Weekly Online Twitter Chats

Follow #ChatSTC on Twitter every Thursday at 3:00 p.m. EST.

Earlier this month, Safe and Sound Schools participated in the Understanding the Digital Disconnect – Parents, Teens and the Internet Twitter chat hosted by stopthinkconnect.org.

Modern day technology has drastically changed the ways in which we consume and relay information. Today’s media and communication landscape is much different than what we experienced as kids. As a result, today’s parents are faced with the growing challenge of raising tech savvy kids in a digital world without having lived through a “connected” childhood themselves.

After a summer of reconnecting with my kids, I fear losing them again to the stresses and digital social lives that comes with back to school. Sure, the internet and the growing number of social media outlets provide our kids with an opportunity to explore the world and socialize with friends, but the thought of cyberbullying, predators, or losing interest in the real world is frightening for many parents.

The #ChatSTC provided some good insights, whether your kids are new to social/digital media, or if you just need a refresher after the summer. Key tips from the chat include:

  • Talk to your kids. With the back to school season underway, a family tech talk discussion lends itself to perfect opportunity to remind your kids about the dangers of sharing personal information, location, and other types of content that may give predators insight into their life.
  • Explain the “why.” Parents can help students understand the reasoning behind tech/digital rules and/or restrictions by maintaining open dialogue, explaining their rationale, and helping them see the consequences of certain actions with supporting online news stories, and periodically checking in.
  • Involve your schools. Today’s schools can help children navigate the digital world safely by teaching healthy concepts of digital use and serving as a resource for parents who would like more information about the digital disconnect their child may be experiencing. Ask your students how they are using and talking about tech in the classroom. In addition, your child’s school counselor, psychologist, and tech specialist offer additional resources and insights to help bridge the digital divide.  

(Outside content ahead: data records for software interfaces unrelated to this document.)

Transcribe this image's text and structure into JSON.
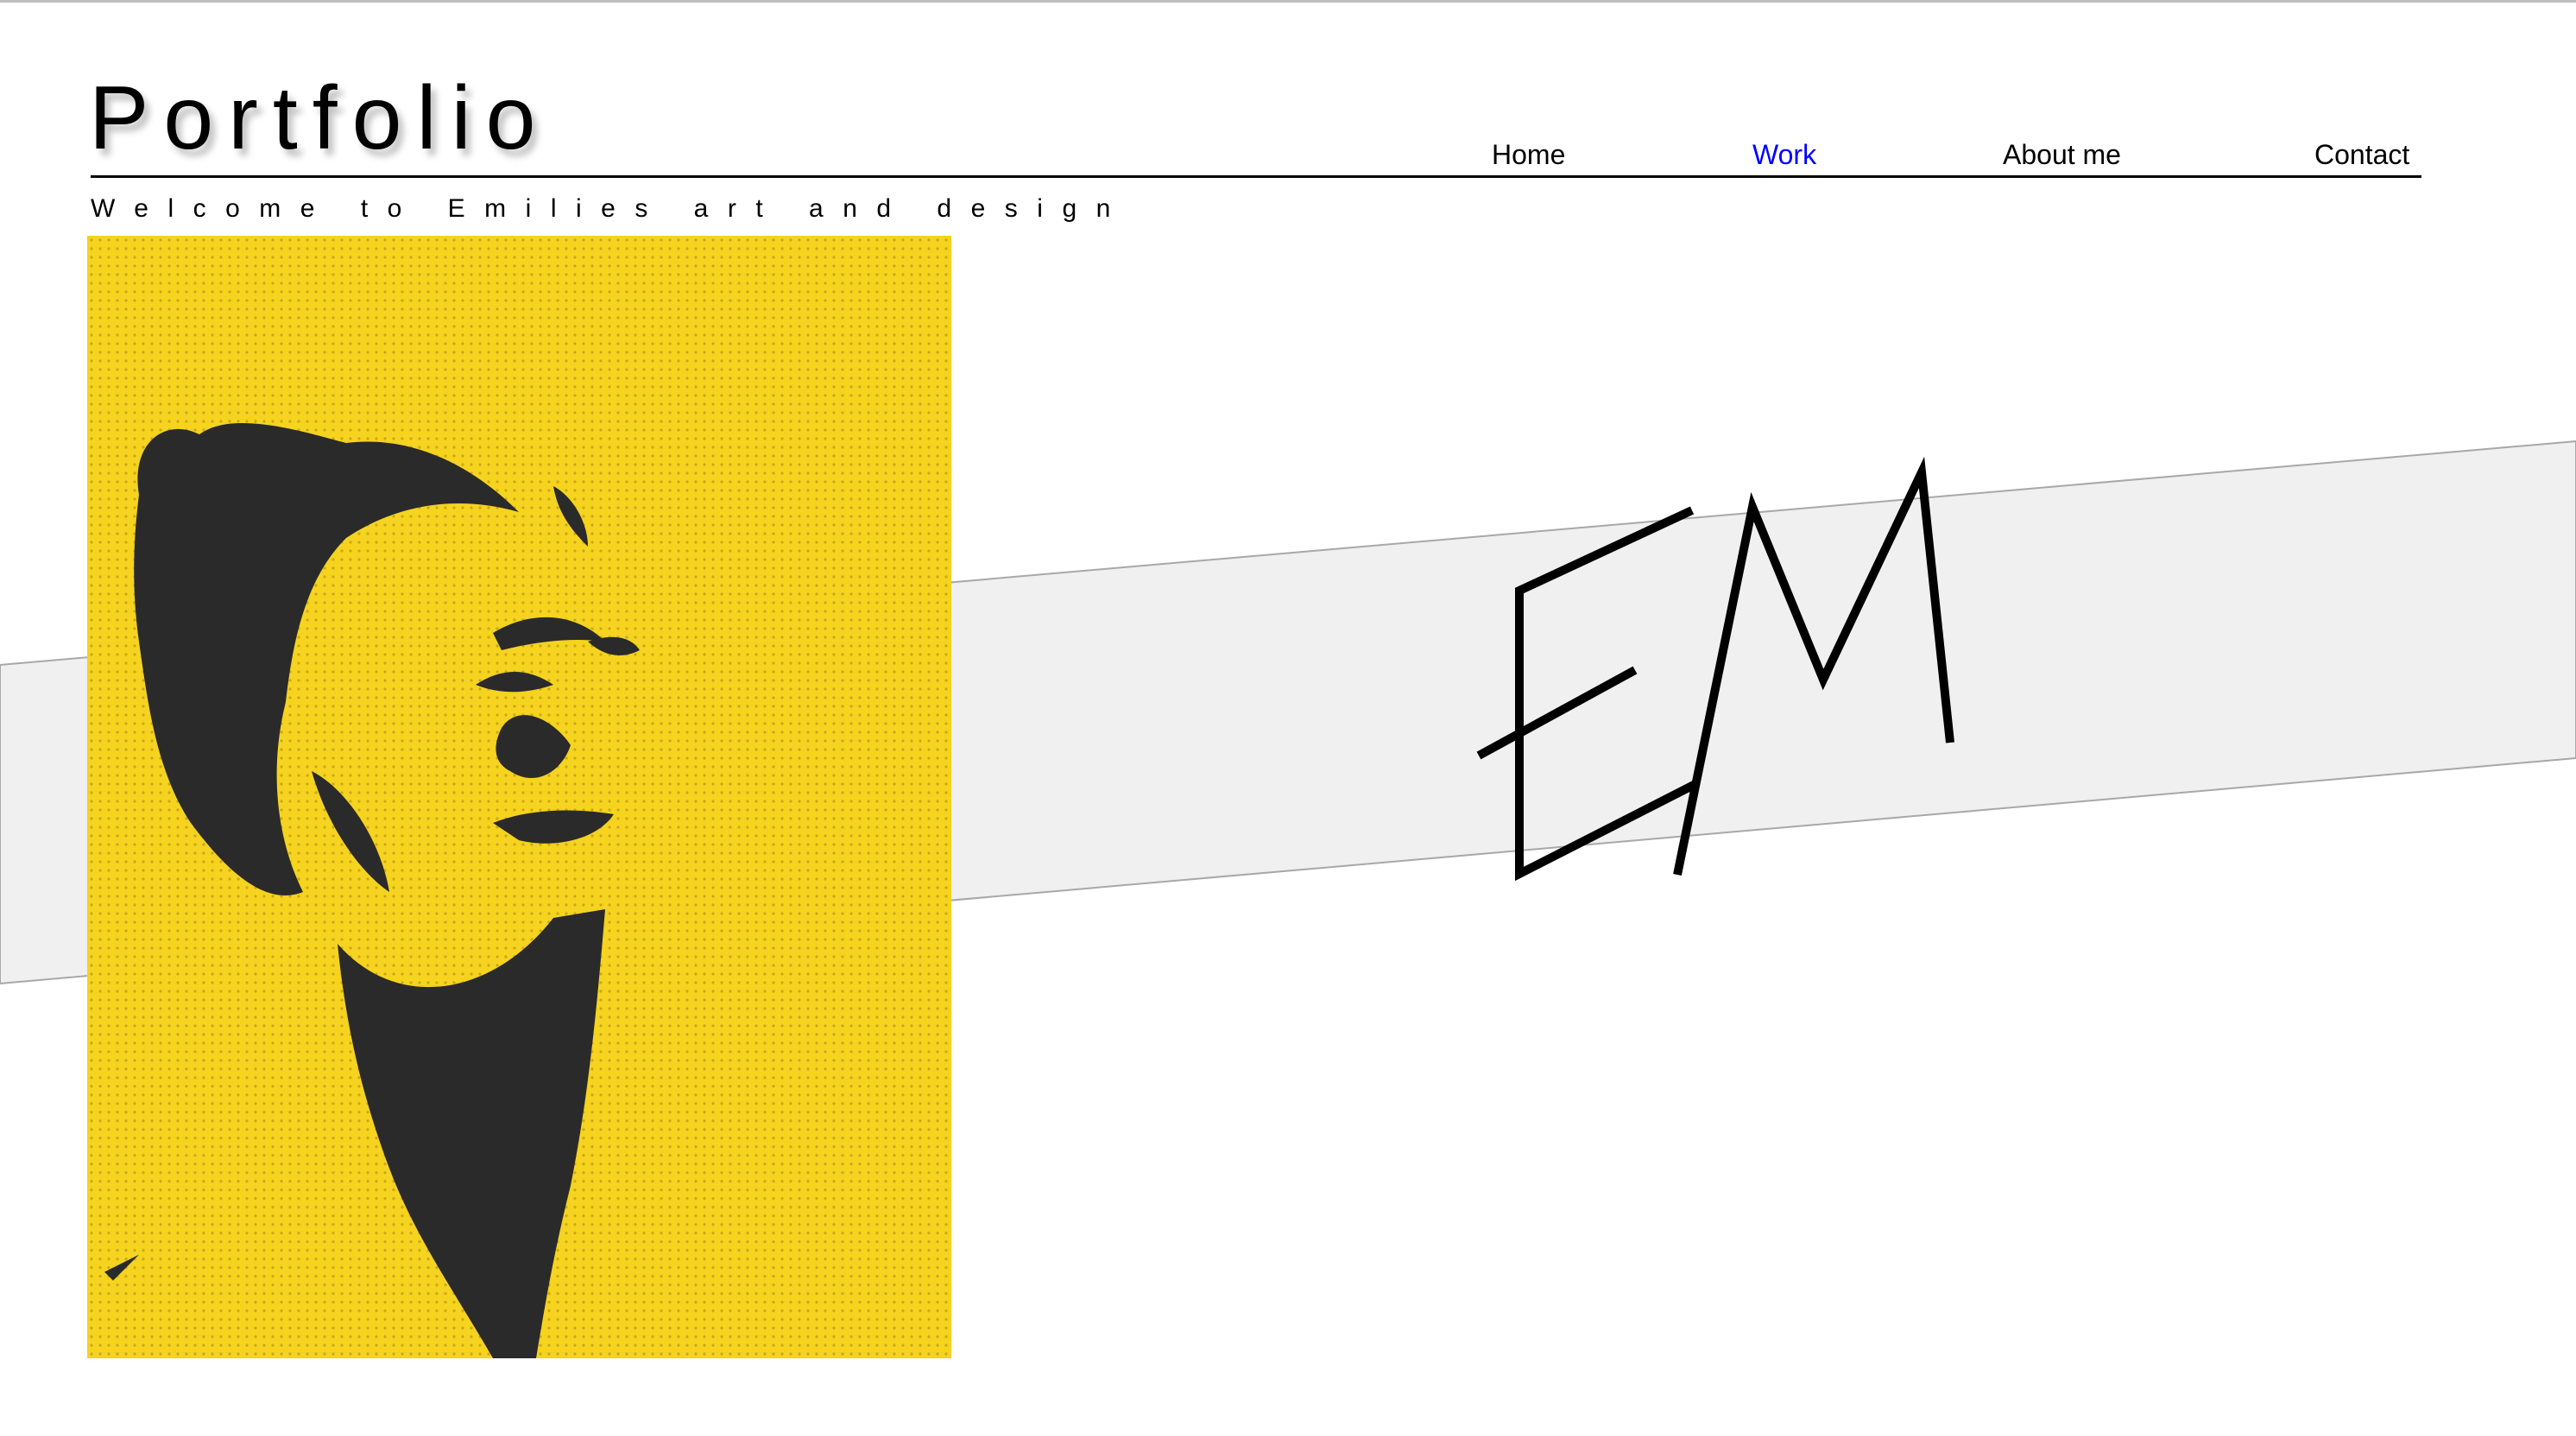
{
  "header": {
    "title": "Portfolio",
    "subtitle": "Welcome to Emilies art and design"
  },
  "nav": {
    "items": [
      {
        "label": "Home",
        "active": false
      },
      {
        "label": "Work",
        "active": true
      },
      {
        "label": "About me",
        "active": false
      },
      {
        "label": "Contact",
        "active": false
      }
    ]
  },
  "colors": {
    "accent_link": "#0000ff",
    "portrait_background": "#f5d31f",
    "band": "#f0f0f0"
  },
  "logo": {
    "text": "EM"
  },
  "portrait": {
    "description_icon": "halftone-portrait-image"
  }
}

You can browse below if you’d like to explore more content related to the Twitter chat.